The second-place bidder in the largest CHAMPUS contract ever awarded has withdrawn a protest and will join the network of the winning bidder.
Western HealthCare Alliance, a joint venture of Samaritan Health System and HealthPartners of Southern Arizona, had filed a protest with the General Accounting Office, Congress' investigative arm. That came shortly after CHAMPUS, the Civilian Health and Medical Program of the Uniformed Services, announced that Triwest Healthcare Alliance had won the contract.
Triwest, comprising 11 Blue Cross plans, two university hospitals and a management company, in June won a five-year, $2.3 billion contract to cover military retirees and dependents in 15 Rocky Mountain and Great Plains states.
Both Triwest and Western are based in Phoenix. Triwest is closely affiliated with Blue Cross and Blue Shield of Arizona. The other bidder on the contract was Foundation Health, which placed a distant third.
The contract is part of the CHAMPUS effort to move beneficiaries into its Tricare managed-care program. Some 750,000 beneficiaries will have access to an HMO, PPO or indemnity plan under Tricare.
Dan Green, Samaritan vice president, declined to give the grounds for the protest or describe the financial terms of the settlement with Triwest. The protest would have consumed a lot of time and money without any assurance of success, he said. Instead, it made more sense for Samaritan and HealthPartners to enter Triwest's provider network and serve the 120,000 CHAMPUS beneficiaries in Arizona.
David J. McIntyre Jr., president of Triwest, said protests of government contract awards are common. "Virtually every major federal procurement in the last decade has been followed by a bid protest by at least one of the losing competitors. (Such protests are) an obscenely expensive proposition."

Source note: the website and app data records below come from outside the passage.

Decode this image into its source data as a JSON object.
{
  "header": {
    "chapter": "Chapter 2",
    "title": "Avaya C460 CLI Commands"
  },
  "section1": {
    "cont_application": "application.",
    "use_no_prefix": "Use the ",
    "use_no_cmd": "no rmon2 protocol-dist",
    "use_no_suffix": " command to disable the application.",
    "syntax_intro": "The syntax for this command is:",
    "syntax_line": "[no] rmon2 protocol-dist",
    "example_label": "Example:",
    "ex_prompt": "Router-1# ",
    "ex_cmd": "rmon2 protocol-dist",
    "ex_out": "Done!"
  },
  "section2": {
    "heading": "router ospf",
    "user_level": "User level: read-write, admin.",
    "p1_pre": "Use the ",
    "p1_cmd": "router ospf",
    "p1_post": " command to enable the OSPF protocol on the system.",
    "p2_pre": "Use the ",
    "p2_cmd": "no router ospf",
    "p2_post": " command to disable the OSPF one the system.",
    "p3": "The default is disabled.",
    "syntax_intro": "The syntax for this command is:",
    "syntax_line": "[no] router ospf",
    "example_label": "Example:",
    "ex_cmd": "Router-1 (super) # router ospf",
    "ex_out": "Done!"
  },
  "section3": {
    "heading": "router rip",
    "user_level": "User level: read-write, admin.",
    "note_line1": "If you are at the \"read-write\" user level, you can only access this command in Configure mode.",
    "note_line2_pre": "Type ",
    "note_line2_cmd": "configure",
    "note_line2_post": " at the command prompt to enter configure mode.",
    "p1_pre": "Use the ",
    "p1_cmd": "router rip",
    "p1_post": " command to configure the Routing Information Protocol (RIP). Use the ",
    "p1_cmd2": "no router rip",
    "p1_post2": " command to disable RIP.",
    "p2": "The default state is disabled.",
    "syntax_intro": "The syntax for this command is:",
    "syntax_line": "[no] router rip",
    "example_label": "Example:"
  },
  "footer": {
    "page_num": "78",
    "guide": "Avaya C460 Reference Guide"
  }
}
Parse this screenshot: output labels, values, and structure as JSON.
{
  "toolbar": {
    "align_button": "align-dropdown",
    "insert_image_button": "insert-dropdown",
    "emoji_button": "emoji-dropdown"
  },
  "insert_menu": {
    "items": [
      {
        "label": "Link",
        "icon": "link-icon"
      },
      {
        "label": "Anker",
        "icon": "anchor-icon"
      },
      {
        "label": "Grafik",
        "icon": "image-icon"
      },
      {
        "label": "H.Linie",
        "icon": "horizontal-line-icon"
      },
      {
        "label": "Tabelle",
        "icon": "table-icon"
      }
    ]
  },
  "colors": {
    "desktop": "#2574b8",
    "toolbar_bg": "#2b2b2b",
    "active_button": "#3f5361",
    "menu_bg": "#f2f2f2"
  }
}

Sources at Samaritan said the protest had a good chance of succeeding, but the system leadership was preoccupied with other strategic concerns, notably a possible venture with Columbia/HCA Healthcare Corp.
The source, who asked not to be identified, said the Samaritan and Triwest bids scored the same on technical factors, but Samaritan's was $25 million lower in cost. The Tricare decisionmaking process was "a mystery," the source alleged.
McIntyre said Triwest won the contract under a "best value" methodology. "That takes into account not just price but the quality of what's been put on the table, the technical capability of the entities to carry out what they're going to do, and other factors. The price on the tag might not be the full price at the end of the day," he said.
With the loss of the CHAMPUS contract, Western HealthCare Alliance is being decommissioned and its 13 employees redeployed or laid off. It signals the end of Samaritan's attempt to do direct contracting on a regional basis.